The first movement of Robert Schumann’s Piano Sonata number 2 (Op. 22) is labeled “So rasch wie möglich” (as fast as possible). Near the end of the movement, he writes “Schneller” (faster), followed shortly after by “Noch schneller” (even faster). It’s an exciting piece to listen to (I recommend this performance by pianist Tiffany Poon), but the performer can’t possibly take Schumann’s instructions literally. If he or she is going to speed up at the end, they have to pace themselves at the beginning.
I recently ran my first marathon: a socially distanced race in Richmond, Virginia. The evening before the race, I received the following advice from a friend via text: “Remember that the turtle won the race.” Remembering this advice as I ran helped me to pace myself and finish strong.
After urging his people to give to those in need, “every man [and woman] according to that which he [or she] hath,” King Benjamin added an important caution. “See that all these things are done in wisdom and order,” he said; “for it is not requisite that a man should run faster than he has strength.” Then he added, “It is expedient that he should be diligent, that thereby he might win the prize” (Mosiah 4:27).
In April 1829, while Joseph Smith was translating the Book of Mormon, he received the same guidance from the Lord. “Do not run faster or labor more than you have strength and means provided to enable you to translate; but be diligent unto the end” (Doctrine and Covenants 10:4). For Joseph, the “means” included a scribe—Oliver Cowdery—who arrived at about that time to assist with the translation. The demands on his time and energy included not only the important work of translation but the work required to support himself and his wife, Emma. During that winter, he had dug a well, husked corn, threshed grain, and tapped maple trees to produce syrup and sugar for sale. (See Joseph and Emma Smith’s Home on history.churchofjesuschrist.org.) He may have wished that he could devote all of his time and attention to the work he had been given by an angel of God, but that was simply not possible.
Elder M. Russell Ballard offered a caution to those who are enthusiastic about church service:
Occasionally we find some who become so energetic in their Church service that their lives become unbalanced. They start believing that the programs they administer are more important than the people they serve. They complicate their service with needless frills and embellishments that occupy too much time, cost too much money, and sap too much energy. They refuse to delegate or to allow others to grow in their respective responsibilities.

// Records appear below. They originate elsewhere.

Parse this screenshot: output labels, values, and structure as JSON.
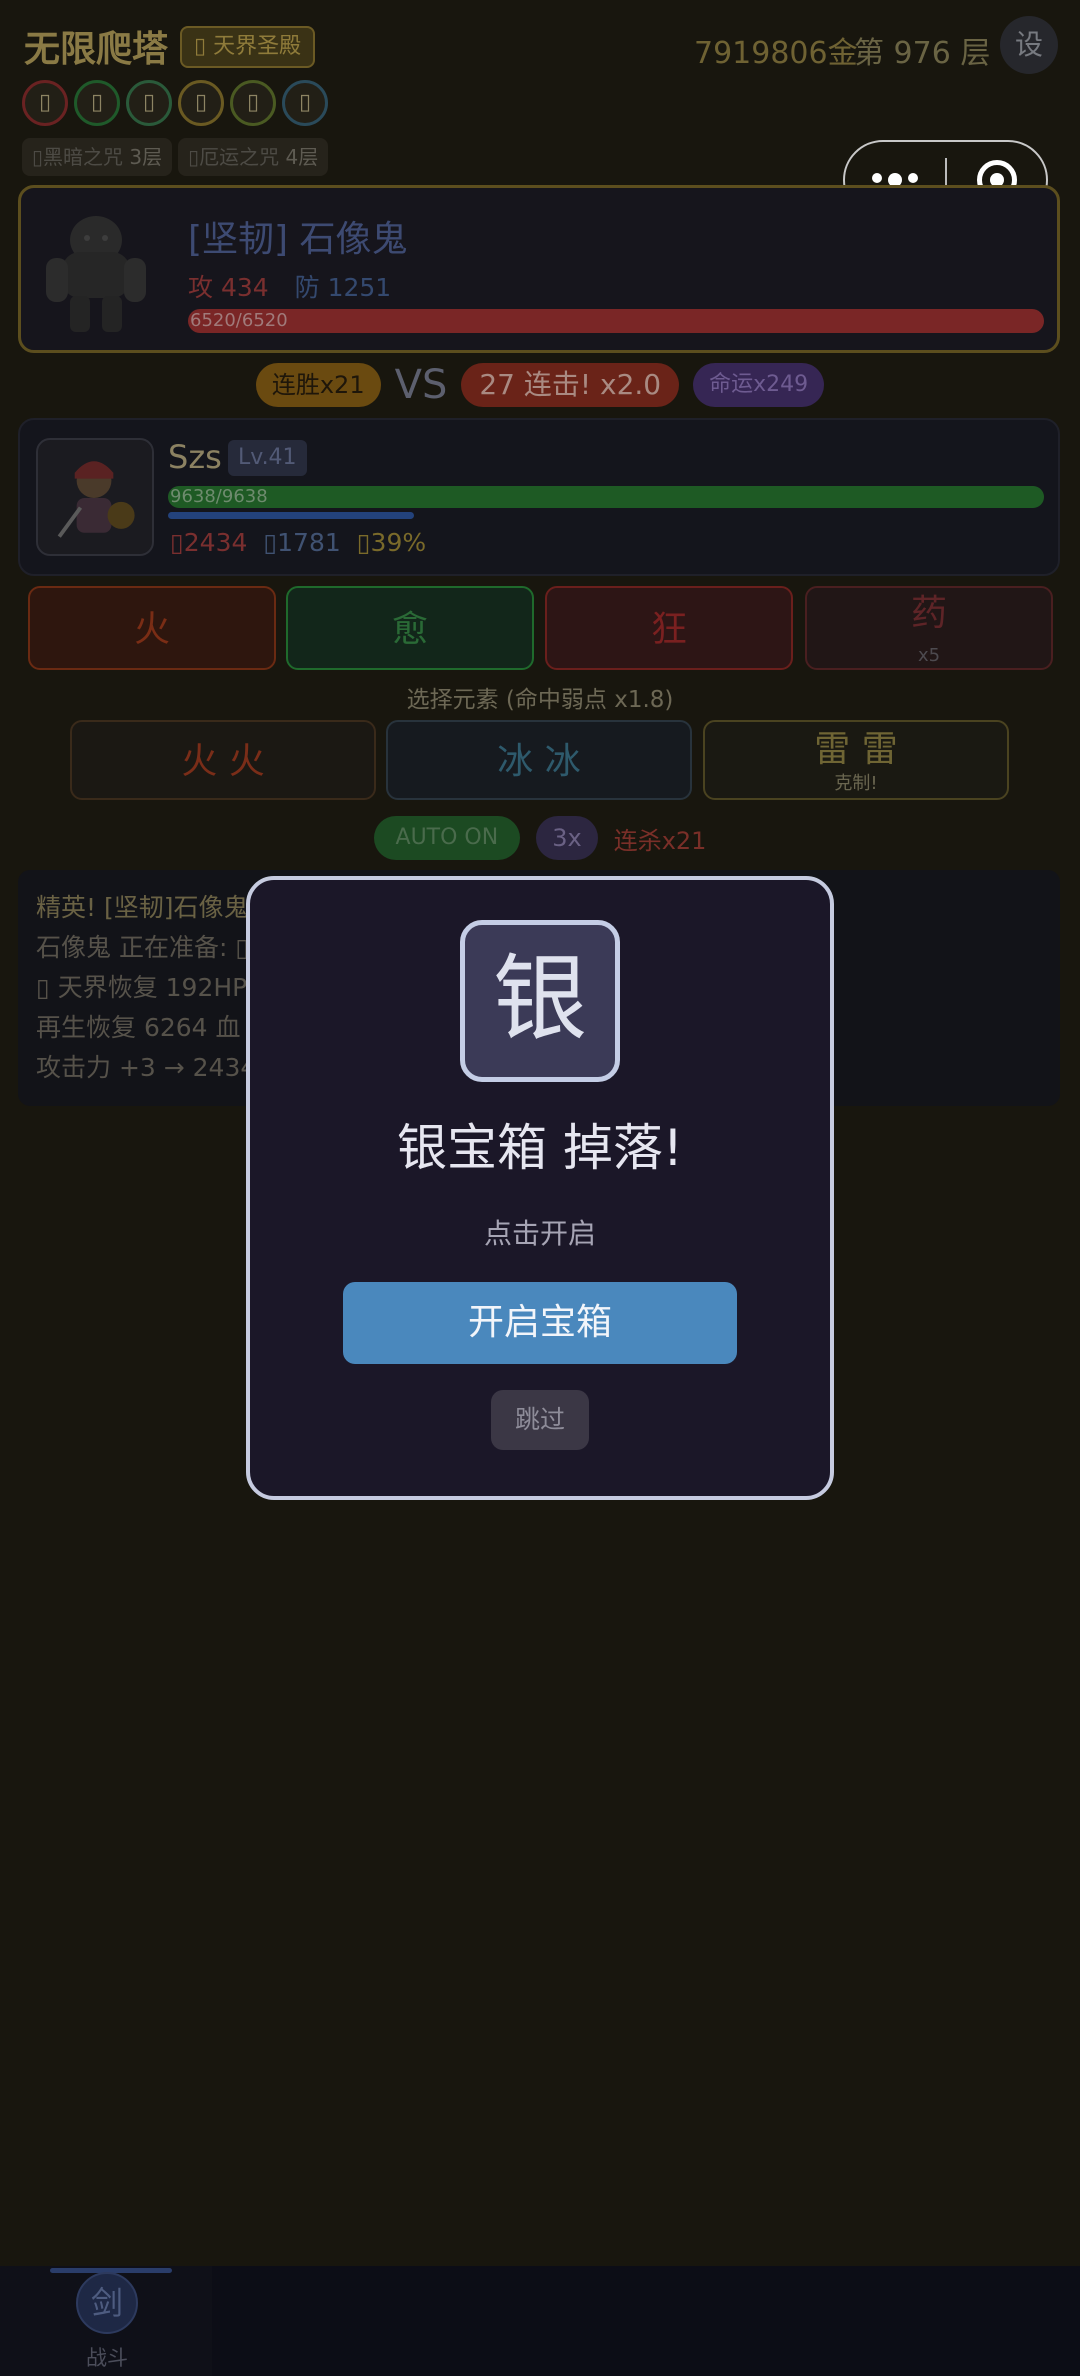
{
  "header": {
    "title": "无限爬塔",
    "realm_badge": "▯ 天界圣殿",
    "gold": "7919806金",
    "floor": "第 976 层",
    "settings_label": "设",
    "element_dots": [
      "▯",
      "▯",
      "▯",
      "▯",
      "▯",
      "▯"
    ],
    "element_dot_colors": [
      "#6a2222",
      "#1f5a2a",
      "#2a5a3a",
      "#6a5a22",
      "#4a5a22",
      "#2a4a5a"
    ],
    "curses": [
      {
        "name": "▯黑暗之咒",
        "level": "3层"
      },
      {
        "name": "▯厄运之咒",
        "level": "4层"
      }
    ]
  },
  "enemy": {
    "name": "[坚韧] 石像鬼",
    "attack": "攻 434",
    "defense": "防 1251",
    "hp_text": "6520/6520",
    "hp_fraction": 1.0
  },
  "vs_row": {
    "streak": "连胜x21",
    "vs": "VS",
    "combo": "27 连击! x2.0",
    "fate": "命运x249"
  },
  "hero": {
    "name": "Szs",
    "level": "Lv.41",
    "hp_text": "9638/9638",
    "hp_fraction": 1.0,
    "xp_fraction": 0.28,
    "attack": "▯2434",
    "defense": "▯1781",
    "crit": "▯39%"
  },
  "skills": [
    {
      "label": "火"
    },
    {
      "label": "愈"
    },
    {
      "label": "狂"
    },
    {
      "label": "药",
      "count": "x5"
    }
  ],
  "element_select": {
    "hint": "选择元素 (命中弱点 x1.8)",
    "fire": "火 火",
    "ice": "冰 冰",
    "thunder": "雷 雷",
    "thunder_note": "克制!"
  },
  "auto_row": {
    "auto": "AUTO ON",
    "speed": "3x",
    "kills": "连杀x21"
  },
  "log": [
    "精英! [坚韧]石像鬼 出现!",
    "石像鬼 正在准备: ▯",
    "▯ 天界恢复 192HP",
    "再生恢复 6264 血",
    "攻击力 +3 → 2434"
  ],
  "nav": {
    "icon": "剑",
    "label": "战斗"
  },
  "modal": {
    "chest_glyph": "银",
    "title": "银宝箱 掉落!",
    "subtitle": "点击开启",
    "open_button": "开启宝箱",
    "skip_button": "跳过"
  },
  "colors": {
    "modal_border": "#c6cbe0",
    "open_button": "#4a88bd",
    "hero_hp": "#1e5a24",
    "enemy_hp": "#7a2626"
  }
}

As a result of their focusing too much time and energy on their Church service, eternal family relationships can deteriorate. Employment performance can suffer. This is not healthy, spiritually or otherwise. While there may be times when our Church callings require more intense effort and unusual focus, we need to strive to keep things in proper balance. We should never allow our service to replace the attention needed by other important priorities in our lives.“O Be Wise,” General Conference, October 2006
Elder Ballard pointed out that balancing competing demands doesn’t necessarily mean giving equal time to all of our responsibilities: “Sometimes family demands will require your full attention. Other times professional responsibilities will come first. And there will be times when Church callings will come first. Good balance comes in doing things in a timely way and in not procrastinating our preparation or waiting to fulfill our responsibilities until the last minute” (“O Be Wise,” General Conference, October 2006).
Today, I will pace myself as I dedicate appropriate time and energy to each of my priorities. I will work hard, and I will remember that steady, consistent, well-organized progress is likely to result in better outcomes than exhausting sprints toward short-term goals.